Laura Castelli, deputy economy minister, told a radio program that payments on mortgages “for individuals and households” would be suspended throughout Italy. The measure is likely to be part of a fiscal package to bolster the economy that the government is expected to discuss further on Wednesday.
Little international aid is flowing to poorer regions to fight the epidemic.
Wealthy nations, international institutions, companies and foundations have committed little more than $1 per person on Earth to help fight the coronavirus epidemic in countries with fewer resources, according to a study released on Tuesday.
Those donors have pledged $8.3 billion as of Monday, according to the Kaiser Family Foundation, a health policy research group, and the bulk of that, $6 billion, is from the World Bank.
The second-largest commitment is $1.285 billion from the United States government, but other governmental contributions lag far behind; the next-biggest are $140 million from the European Union and $55 million from Germany.

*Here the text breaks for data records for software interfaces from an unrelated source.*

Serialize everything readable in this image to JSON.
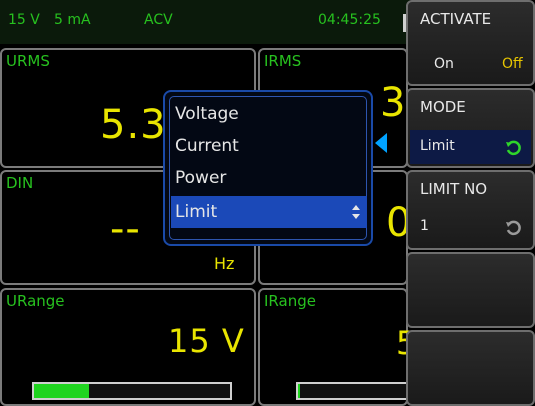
{
  "status": {
    "voltage_range": "15 V",
    "current_range": "5 mA",
    "mode": "ACV",
    "time": "04:45:25"
  },
  "tiles": {
    "urms": {
      "label": "URMS",
      "value_fragment": "5.3"
    },
    "irms": {
      "label": "IRMS",
      "value_fragment": "3"
    },
    "din": {
      "label": "DIN",
      "value_fragment": "--",
      "unit": "Hz"
    },
    "din_right": {
      "value_fragment": "0"
    },
    "urange": {
      "label": "URange",
      "value": "15 V",
      "level": 0.28
    },
    "irange": {
      "label": "IRange",
      "value_fragment": "5",
      "level": 0.02
    }
  },
  "popup": {
    "items": [
      "Voltage",
      "Current",
      "Power",
      "Limit"
    ],
    "selected_index": 3
  },
  "softkeys": {
    "activate": {
      "title": "ACTIVATE",
      "on": "On",
      "off": "Off"
    },
    "mode": {
      "title": "MODE",
      "value": "Limit"
    },
    "limit_no": {
      "title": "LIMIT NO",
      "value": "1"
    }
  },
  "colors": {
    "status_text": "#27c11f",
    "value_yellow": "#e9e500",
    "selection_blue": "#1b49b8",
    "pointer_cyan": "#00a2ff",
    "bar_green": "#1fd41f",
    "off_yellow": "#e6c400"
  }
}
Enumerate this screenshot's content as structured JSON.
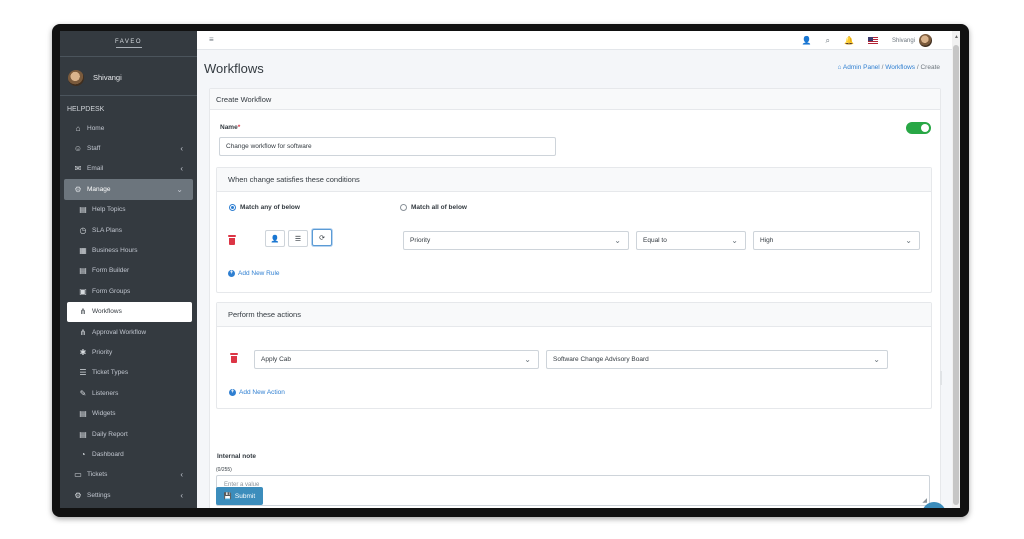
{
  "sidebar": {
    "brand": "FAVEO",
    "user": "Shivangi",
    "section": "HELPDESK",
    "items": [
      {
        "label": "Home",
        "icon": "home-icon",
        "glyph": "⌂"
      },
      {
        "label": "Staff",
        "icon": "staff-icon",
        "glyph": "☺"
      },
      {
        "label": "Email",
        "icon": "email-icon",
        "glyph": "✉"
      },
      {
        "label": "Manage",
        "icon": "manage-icon",
        "glyph": "⚙"
      },
      {
        "label": "Help Topics",
        "icon": "file-icon",
        "glyph": "▤"
      },
      {
        "label": "SLA Plans",
        "icon": "clock-icon",
        "glyph": "◷"
      },
      {
        "label": "Business Hours",
        "icon": "calendar-icon",
        "glyph": "▦"
      },
      {
        "label": "Form Builder",
        "icon": "file-icon",
        "glyph": "▤"
      },
      {
        "label": "Form Groups",
        "icon": "window-icon",
        "glyph": "▣"
      },
      {
        "label": "Workflows",
        "icon": "sitemap-icon",
        "glyph": "⋔"
      },
      {
        "label": "Approval Workflow",
        "icon": "sitemap-icon",
        "glyph": "⋔"
      },
      {
        "label": "Priority",
        "icon": "asterisk-icon",
        "glyph": "✱"
      },
      {
        "label": "Ticket Types",
        "icon": "list-icon",
        "glyph": "☰"
      },
      {
        "label": "Listeners",
        "icon": "pencil-icon",
        "glyph": "✎"
      },
      {
        "label": "Widgets",
        "icon": "widget-icon",
        "glyph": "▤"
      },
      {
        "label": "Daily Report",
        "icon": "file-icon",
        "glyph": "▤"
      },
      {
        "label": "Dashboard",
        "icon": "dashboard-icon",
        "glyph": "◔"
      },
      {
        "label": "Tickets",
        "icon": "ticket-icon",
        "glyph": "▭"
      },
      {
        "label": "Settings",
        "icon": "gear-icon",
        "glyph": "⚙"
      }
    ]
  },
  "topbar": {
    "menu_glyph": "≡",
    "user": "Shivangi",
    "icons": {
      "users": "👤",
      "search": "⌕",
      "bell": "🔔"
    }
  },
  "page": {
    "title": "Workflows",
    "breadcrumb": {
      "home": "Admin Panel",
      "sep": "/",
      "workflows": "Workflows",
      "current": "Create"
    }
  },
  "form": {
    "header": "Create Workflow",
    "name_label": "Name",
    "required_mark": "*",
    "name_value": "Change workflow for software",
    "conditions": {
      "header": "When change satisfies these conditions",
      "match_any": "Match any of below",
      "match_all": "Match all of below",
      "field": "Priority",
      "operator": "Equal to",
      "value": "High",
      "add_rule": "Add New Rule"
    },
    "actions": {
      "header": "Perform these actions",
      "action": "Apply Cab",
      "target": "Software Change Advisory Board",
      "add_action": "Add New Action"
    },
    "note": {
      "label": "Internal note",
      "counter": "(0/255)",
      "placeholder": "Enter a value"
    },
    "submit": "Submit"
  }
}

Far more money has been committed to counteract the economic effects of the epidemic, including $50 billion from the International Monetary Fund.
Much of the money contributed to contain the disease, itself, is going to the World Health Organization, Red Cross groups and local agencies in low- and middle-wealth countries, primarily China, which has had the bulk of the cases. Infections have been recorded in more than 100 countries.
Even a country with a highly advanced health care system like Italy can find itself struggling to deal with the new illness, raising concerns about how less-developed countries will respond.
“At this point in the world, we are as strong as the country least prepared to respond because viruses don’t respect borders. They want to travel the world,” said Jen Kates, senior vice president for global health at the Kaiser Family Foundation. “It is requiring a global response and we don’t know if it’s enough. Time will tell.”
Foundations, businesses and charities accounted for 9 percent of the pledges and donations, led by Tencent, the Chinese internet giant whose messaging app WeChat has over a billion monthly users, at $214.7 million, followed by the Chinese e-commerce giant Alibaba at $144 million, and the Bill and Melinda Gates Foundation with $100 million.
Reporting and research was contributed by Alissa J. Rubin, Elisabetta Povoledo, Vanessa Swales, Iliana Magra, Raphael Minder, Constant Méheut, Joanna Berendt, Jason M. Bailey, Marc Santora, Jason Horowitz, Jorge Arangure, Jan Hoffman, Sheryl Gay Stolberg, Peter S. Goodman, Clifford Krauss, Claire Fu, Ben Sisario, Annie Karni, Elsie Chen, Choe Sang-Hun, Maria Abi-Habib, Amber Wang, Nicholas Kulish, Zoe Mou, Niki Kitsantonis, Richard Pérez-Peña, Julie Hirschfeld Davis, Nicholas Fandos and Noah Weiland.